The term “parallel imaging” in magnetic resonance imaging (or “pMRI”) refers to a broad family of techniques that uses the spatial arrangement of multiple RF coil elements to assist in spatial localization of signal, which reduces the number of phase encoding steps in conventional MRI. The end Result is that image data is acquired within a shorter window of time. This characteristic can be exploited toward a variety of advantages; one can reduce image acquisition time, decrease the time penalty for increased resolution, mitigate image distortion, or lower SAR. Because pMRI can be implemented in most conventional MR sequences, its use is becoming more. Nevertheless, poor understanding and incorrect use of pMRI can lead to images of inadequate quality and inaccurate image quality metrics. Implementations of pMRI vary across vendor platforms, each having its own advantages and pitfalls. pMRI transforms some conventional artifacts into an unfamiliar appearance, and generates new types of artifacts. Critically, signal and noise uniformity across the imaging field of view is perturbed with pMRI, posing new questions for quality assurance (QA) procedures. The presentations in this session will provide a practical overview of pMRI ‐ how it functions and where it can be used effectively — as well as a discussion of considerations relevant to QA of pMRI systems. Learning Objectives: 1. Understand how pMRI techniques work in general 2. Discern proper (and inappropriate) clinical uses of the technique 3. Conceptualize the new challenges associated with quality assurance for MR systems using pMRI. 4. Appreciate advances in pMRI during the next few years and their associated changes in clinical practice.

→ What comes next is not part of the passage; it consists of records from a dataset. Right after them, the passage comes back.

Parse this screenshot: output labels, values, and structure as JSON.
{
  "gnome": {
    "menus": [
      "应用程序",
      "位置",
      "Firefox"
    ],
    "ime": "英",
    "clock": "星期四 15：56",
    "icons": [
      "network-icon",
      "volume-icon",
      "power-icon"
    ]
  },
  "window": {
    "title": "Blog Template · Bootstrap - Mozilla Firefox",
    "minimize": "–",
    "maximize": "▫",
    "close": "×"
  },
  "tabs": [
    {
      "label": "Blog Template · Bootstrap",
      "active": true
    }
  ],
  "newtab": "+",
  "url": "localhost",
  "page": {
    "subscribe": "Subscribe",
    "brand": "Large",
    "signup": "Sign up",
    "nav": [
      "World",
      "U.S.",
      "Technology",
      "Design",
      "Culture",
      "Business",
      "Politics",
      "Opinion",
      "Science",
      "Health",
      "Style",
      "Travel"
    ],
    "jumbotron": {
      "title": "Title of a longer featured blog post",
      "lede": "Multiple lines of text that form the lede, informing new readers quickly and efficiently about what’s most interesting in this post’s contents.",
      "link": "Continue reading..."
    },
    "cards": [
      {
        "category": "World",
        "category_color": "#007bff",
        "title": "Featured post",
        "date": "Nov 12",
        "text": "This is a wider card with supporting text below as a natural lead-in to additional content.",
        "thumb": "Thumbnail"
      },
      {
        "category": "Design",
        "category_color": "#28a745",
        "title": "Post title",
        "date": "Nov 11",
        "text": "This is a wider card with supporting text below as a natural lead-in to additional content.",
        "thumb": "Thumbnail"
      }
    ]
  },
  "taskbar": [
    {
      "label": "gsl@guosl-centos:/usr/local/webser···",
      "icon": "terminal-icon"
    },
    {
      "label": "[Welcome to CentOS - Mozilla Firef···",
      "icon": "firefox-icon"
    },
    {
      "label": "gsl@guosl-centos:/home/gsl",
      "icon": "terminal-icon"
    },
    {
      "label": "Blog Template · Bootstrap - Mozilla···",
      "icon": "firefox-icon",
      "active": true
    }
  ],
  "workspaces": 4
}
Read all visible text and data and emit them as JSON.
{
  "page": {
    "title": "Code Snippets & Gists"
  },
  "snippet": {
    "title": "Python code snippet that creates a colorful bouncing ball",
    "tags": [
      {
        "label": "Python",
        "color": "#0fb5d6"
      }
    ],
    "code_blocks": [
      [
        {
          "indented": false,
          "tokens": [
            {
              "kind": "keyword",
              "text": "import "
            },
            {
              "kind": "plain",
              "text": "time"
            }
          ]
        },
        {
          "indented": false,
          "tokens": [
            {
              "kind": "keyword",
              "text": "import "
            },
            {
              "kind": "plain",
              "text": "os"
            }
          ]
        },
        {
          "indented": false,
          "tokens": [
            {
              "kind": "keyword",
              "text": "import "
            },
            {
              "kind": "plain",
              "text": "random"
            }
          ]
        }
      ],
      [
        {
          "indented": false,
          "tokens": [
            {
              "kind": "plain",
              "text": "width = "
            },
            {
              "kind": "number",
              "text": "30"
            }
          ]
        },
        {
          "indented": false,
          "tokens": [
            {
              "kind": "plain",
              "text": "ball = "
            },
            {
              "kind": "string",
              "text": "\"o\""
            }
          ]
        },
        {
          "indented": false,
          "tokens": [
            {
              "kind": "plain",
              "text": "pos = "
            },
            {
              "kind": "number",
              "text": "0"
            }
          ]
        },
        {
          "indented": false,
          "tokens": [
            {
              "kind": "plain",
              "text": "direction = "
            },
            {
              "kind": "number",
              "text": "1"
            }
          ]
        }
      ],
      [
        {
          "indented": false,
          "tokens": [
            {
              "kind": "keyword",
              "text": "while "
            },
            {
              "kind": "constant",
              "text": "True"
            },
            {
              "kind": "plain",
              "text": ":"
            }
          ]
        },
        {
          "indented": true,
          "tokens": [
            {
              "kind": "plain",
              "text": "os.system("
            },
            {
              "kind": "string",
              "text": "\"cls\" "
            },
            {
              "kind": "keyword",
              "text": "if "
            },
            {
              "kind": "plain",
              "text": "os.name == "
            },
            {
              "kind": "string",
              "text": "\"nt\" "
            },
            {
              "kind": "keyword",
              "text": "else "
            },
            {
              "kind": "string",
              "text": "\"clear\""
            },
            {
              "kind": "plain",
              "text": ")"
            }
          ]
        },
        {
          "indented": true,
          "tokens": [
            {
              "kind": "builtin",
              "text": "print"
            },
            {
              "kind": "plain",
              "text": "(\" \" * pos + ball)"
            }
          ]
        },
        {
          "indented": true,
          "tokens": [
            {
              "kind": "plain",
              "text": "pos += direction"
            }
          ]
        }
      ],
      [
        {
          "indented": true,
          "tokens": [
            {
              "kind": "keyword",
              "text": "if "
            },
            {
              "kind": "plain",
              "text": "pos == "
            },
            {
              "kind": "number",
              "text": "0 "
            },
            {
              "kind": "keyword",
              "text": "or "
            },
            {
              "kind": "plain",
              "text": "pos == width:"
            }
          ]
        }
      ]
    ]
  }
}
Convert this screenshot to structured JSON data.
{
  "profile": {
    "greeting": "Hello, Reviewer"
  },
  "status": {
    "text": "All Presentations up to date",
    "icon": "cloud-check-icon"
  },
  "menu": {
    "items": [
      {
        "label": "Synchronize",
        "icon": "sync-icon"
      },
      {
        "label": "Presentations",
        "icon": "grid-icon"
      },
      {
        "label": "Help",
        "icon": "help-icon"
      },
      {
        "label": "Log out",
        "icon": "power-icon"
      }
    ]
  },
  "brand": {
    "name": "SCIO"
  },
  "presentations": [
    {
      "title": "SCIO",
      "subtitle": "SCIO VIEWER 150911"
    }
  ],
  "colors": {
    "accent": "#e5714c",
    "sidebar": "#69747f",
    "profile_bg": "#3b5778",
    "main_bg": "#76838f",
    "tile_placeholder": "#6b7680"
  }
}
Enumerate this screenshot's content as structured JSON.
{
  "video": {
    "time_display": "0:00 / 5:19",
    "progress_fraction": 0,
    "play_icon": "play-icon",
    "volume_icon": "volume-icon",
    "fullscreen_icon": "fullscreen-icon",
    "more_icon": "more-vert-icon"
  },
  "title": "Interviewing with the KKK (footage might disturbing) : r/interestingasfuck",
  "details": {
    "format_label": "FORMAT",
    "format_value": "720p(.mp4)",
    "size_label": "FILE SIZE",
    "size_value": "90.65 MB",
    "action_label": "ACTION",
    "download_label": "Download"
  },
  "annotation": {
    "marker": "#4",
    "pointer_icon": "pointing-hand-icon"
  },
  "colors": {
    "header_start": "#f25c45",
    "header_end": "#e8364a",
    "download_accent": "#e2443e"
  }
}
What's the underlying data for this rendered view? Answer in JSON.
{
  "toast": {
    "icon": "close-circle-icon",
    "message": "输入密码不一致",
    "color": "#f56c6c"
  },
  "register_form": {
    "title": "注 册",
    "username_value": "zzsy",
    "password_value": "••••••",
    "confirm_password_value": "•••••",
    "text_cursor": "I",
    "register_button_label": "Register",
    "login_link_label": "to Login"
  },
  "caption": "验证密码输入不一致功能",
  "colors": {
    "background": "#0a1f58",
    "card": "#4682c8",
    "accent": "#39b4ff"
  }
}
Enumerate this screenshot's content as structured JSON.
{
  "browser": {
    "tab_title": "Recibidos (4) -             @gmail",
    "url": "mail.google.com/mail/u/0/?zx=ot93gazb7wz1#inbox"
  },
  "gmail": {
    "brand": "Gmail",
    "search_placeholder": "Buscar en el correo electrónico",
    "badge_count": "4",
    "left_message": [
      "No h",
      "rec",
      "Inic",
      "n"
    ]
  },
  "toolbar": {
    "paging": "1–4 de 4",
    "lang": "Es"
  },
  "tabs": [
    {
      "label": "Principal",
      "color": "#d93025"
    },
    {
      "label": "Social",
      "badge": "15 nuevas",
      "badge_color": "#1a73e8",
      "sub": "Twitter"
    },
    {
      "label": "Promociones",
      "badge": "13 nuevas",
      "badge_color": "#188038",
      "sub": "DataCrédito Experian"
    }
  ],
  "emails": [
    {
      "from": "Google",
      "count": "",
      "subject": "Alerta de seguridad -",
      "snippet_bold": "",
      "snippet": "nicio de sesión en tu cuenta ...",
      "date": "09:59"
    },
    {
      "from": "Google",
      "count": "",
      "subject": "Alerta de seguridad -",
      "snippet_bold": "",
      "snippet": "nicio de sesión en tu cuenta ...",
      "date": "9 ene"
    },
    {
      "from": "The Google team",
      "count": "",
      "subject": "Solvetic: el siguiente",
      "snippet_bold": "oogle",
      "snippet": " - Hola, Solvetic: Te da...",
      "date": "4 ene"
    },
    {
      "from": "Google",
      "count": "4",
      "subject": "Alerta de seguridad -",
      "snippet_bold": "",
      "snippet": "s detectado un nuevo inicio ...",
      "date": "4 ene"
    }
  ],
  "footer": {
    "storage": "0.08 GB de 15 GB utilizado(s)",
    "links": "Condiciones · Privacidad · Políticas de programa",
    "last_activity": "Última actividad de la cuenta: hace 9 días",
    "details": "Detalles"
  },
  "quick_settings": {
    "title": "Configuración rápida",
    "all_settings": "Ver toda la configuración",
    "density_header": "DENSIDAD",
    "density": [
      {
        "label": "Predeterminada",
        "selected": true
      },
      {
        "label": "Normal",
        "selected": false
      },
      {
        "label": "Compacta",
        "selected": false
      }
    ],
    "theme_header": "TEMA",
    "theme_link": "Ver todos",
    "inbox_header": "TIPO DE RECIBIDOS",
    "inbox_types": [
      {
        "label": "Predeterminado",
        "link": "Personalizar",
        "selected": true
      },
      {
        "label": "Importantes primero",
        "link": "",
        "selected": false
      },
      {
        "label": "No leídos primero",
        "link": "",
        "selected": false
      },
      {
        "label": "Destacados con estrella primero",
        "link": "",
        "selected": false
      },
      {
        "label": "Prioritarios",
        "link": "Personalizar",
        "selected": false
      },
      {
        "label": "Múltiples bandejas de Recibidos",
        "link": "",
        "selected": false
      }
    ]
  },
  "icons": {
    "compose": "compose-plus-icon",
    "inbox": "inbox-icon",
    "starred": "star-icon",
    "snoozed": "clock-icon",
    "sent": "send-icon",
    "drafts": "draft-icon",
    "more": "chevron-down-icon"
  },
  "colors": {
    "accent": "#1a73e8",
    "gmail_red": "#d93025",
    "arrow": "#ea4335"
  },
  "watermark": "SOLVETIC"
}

ASJC Scopus subject areas
- Radiology Nuclear Medicine and imaging